| Task goal |
Scan the records below, and wherever a line has the word "JSON", pull it out.

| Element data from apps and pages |
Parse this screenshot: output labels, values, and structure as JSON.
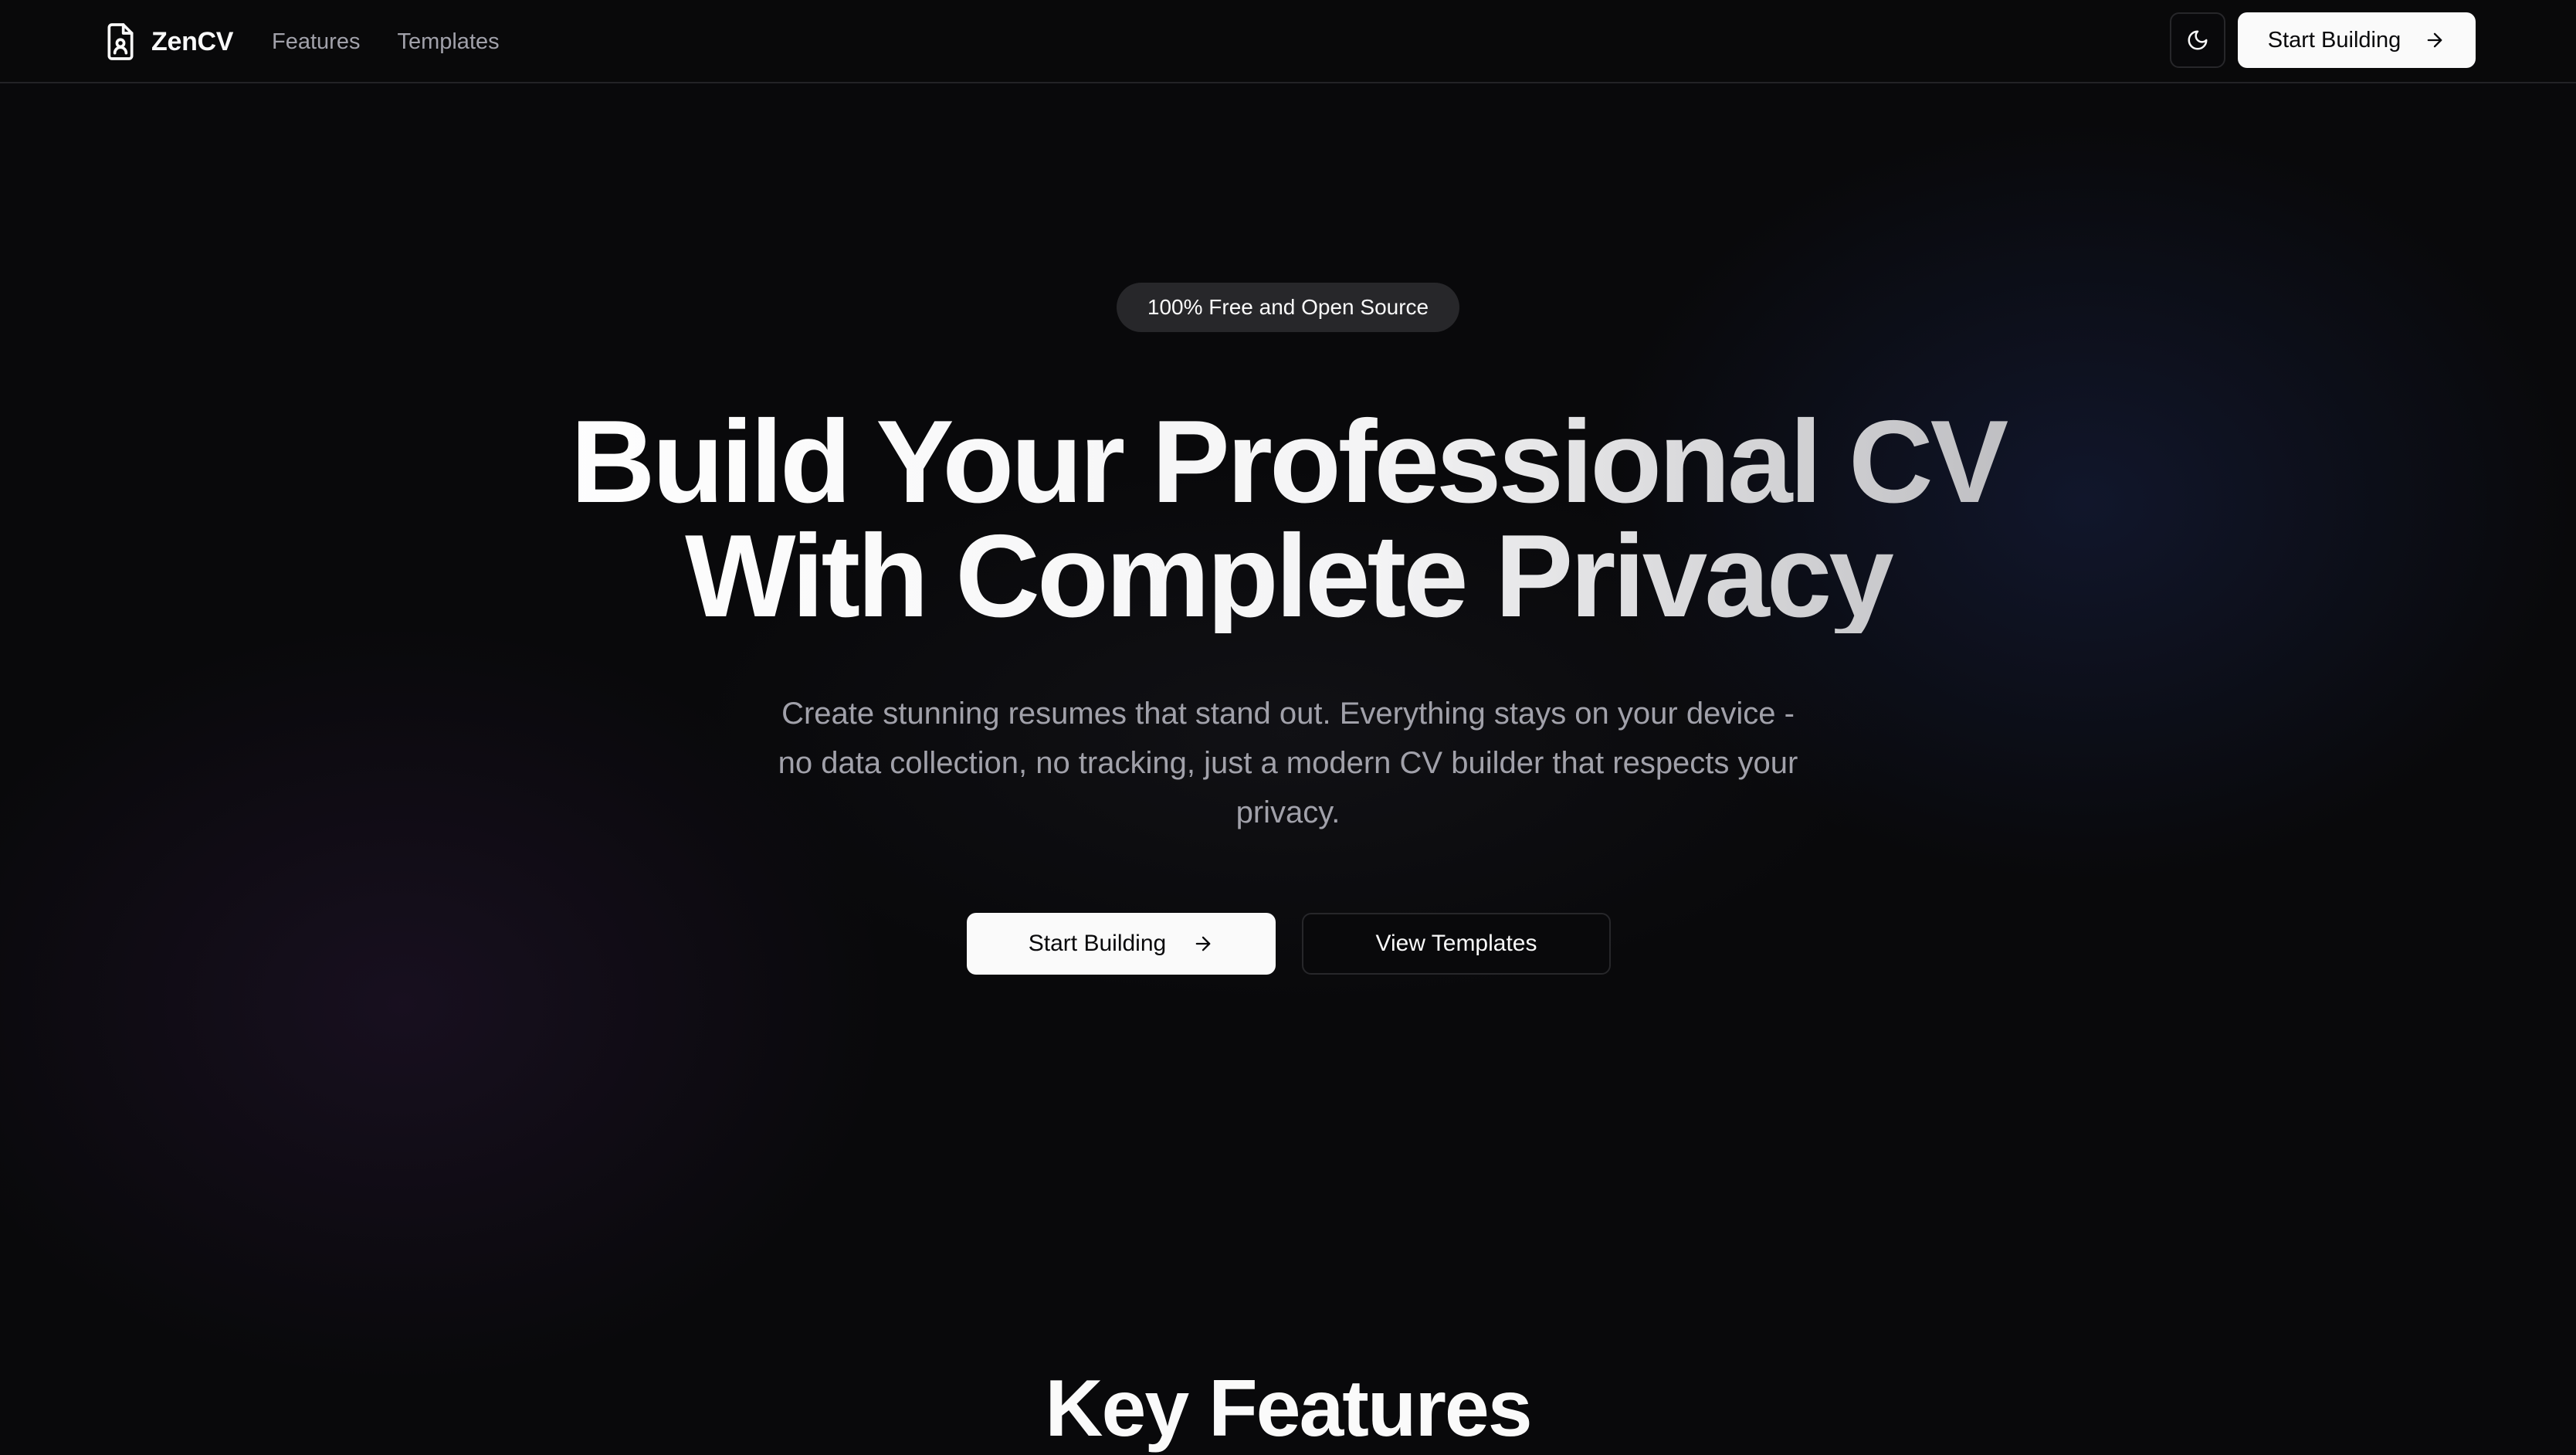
{
  "nav": {
    "brand": "ZenCV",
    "brand_icon": "file-user-icon",
    "links": [
      {
        "label": "Features"
      },
      {
        "label": "Templates"
      }
    ],
    "theme_toggle_icon": "moon-icon",
    "cta_label": "Start Building",
    "cta_icon": "arrow-right-icon"
  },
  "hero": {
    "badge": "100% Free and Open Source",
    "title_line1": "Build Your Professional CV",
    "title_line2": "With Complete Privacy",
    "subtitle": "Create stunning resumes that stand out. Everything stays on your device - no data collection, no tracking, just a modern CV builder that respects your privacy.",
    "primary_button": "Start Building",
    "primary_icon": "arrow-right-icon",
    "secondary_button": "View Templates"
  },
  "features": {
    "heading": "Key Features"
  },
  "colors": {
    "background": "#09090b",
    "foreground": "#fafafa",
    "muted": "#a1a1aa",
    "border": "#27272a",
    "badge_bg": "#27272a"
  }
}
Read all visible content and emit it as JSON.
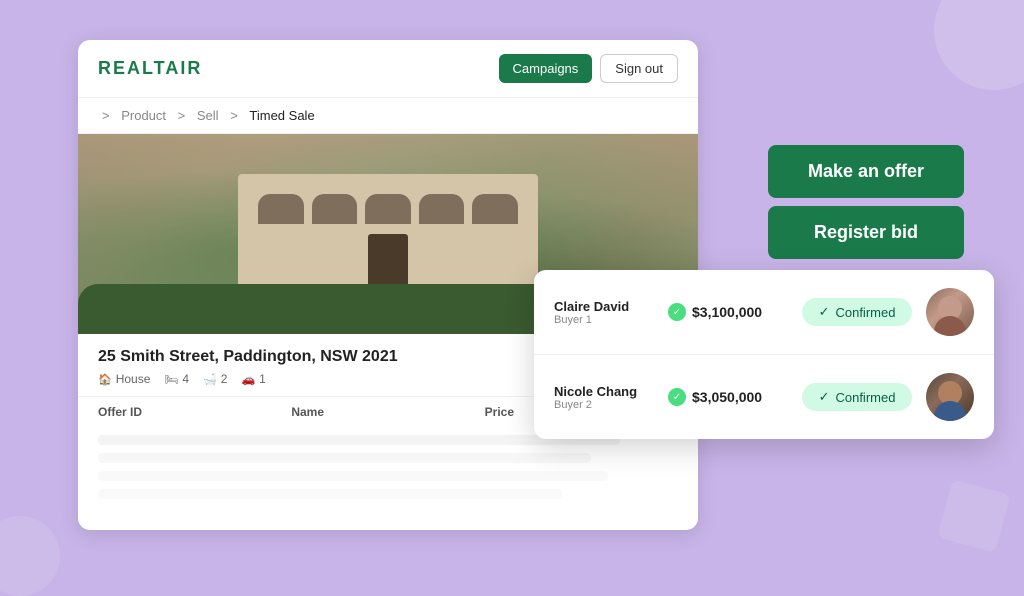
{
  "brand": {
    "logo": "REALTAIR"
  },
  "navbar": {
    "campaigns_label": "Campaigns",
    "signout_label": "Sign out"
  },
  "breadcrumb": {
    "sep": ">",
    "items": [
      "Product",
      "Sell",
      "Timed Sale"
    ]
  },
  "property": {
    "address": "25 Smith Street, Paddington, NSW 2021",
    "type": "House",
    "beds": "4",
    "baths": "2",
    "parking": "1"
  },
  "table": {
    "col1": "Offer ID",
    "col2": "Name",
    "col3": "Price"
  },
  "actions": {
    "make_offer": "Make an offer",
    "register_bid": "Register bid"
  },
  "offers": [
    {
      "buyer_name": "Claire David",
      "buyer_role": "Buyer 1",
      "price": "$3,100,000",
      "status": "Confirmed"
    },
    {
      "buyer_name": "Nicole Chang",
      "buyer_role": "Buyer 2",
      "price": "$3,050,000",
      "status": "Confirmed"
    }
  ],
  "colors": {
    "primary": "#1a7a4a",
    "confirmed_bg": "#d1fae5",
    "confirmed_text": "#065f46"
  }
}
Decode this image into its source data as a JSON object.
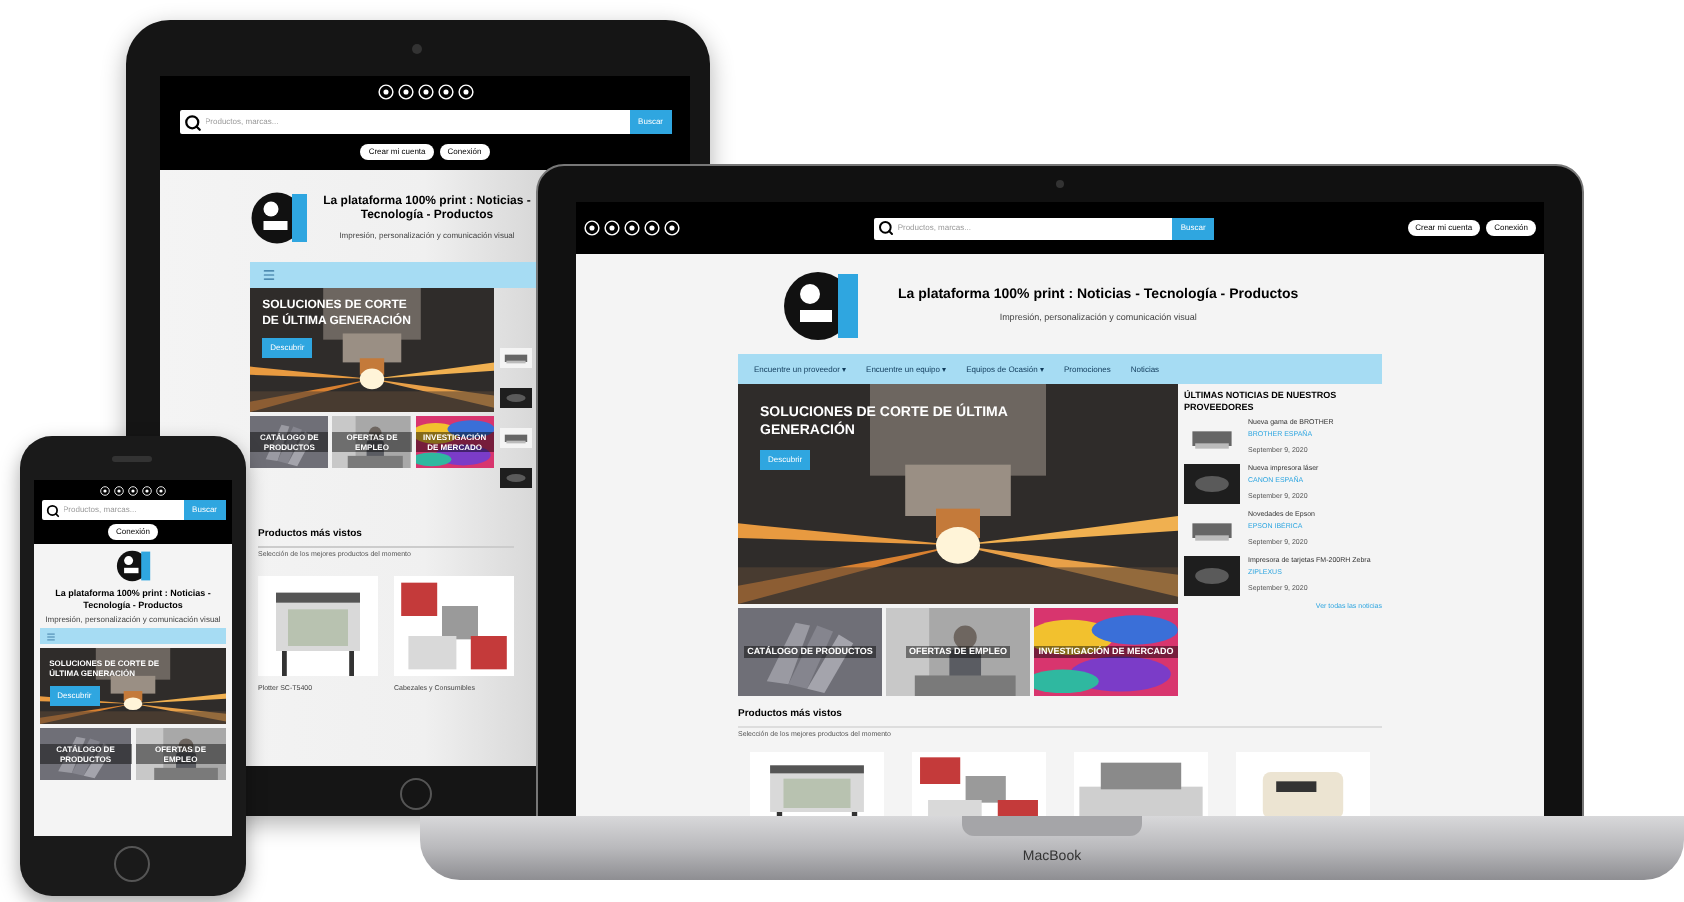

| Answer box |
Parse this screenshot: output labels, values, and structure as JSON.
Read all visible content and emit it as JSON.
Decode this image into its source data as a JSON object.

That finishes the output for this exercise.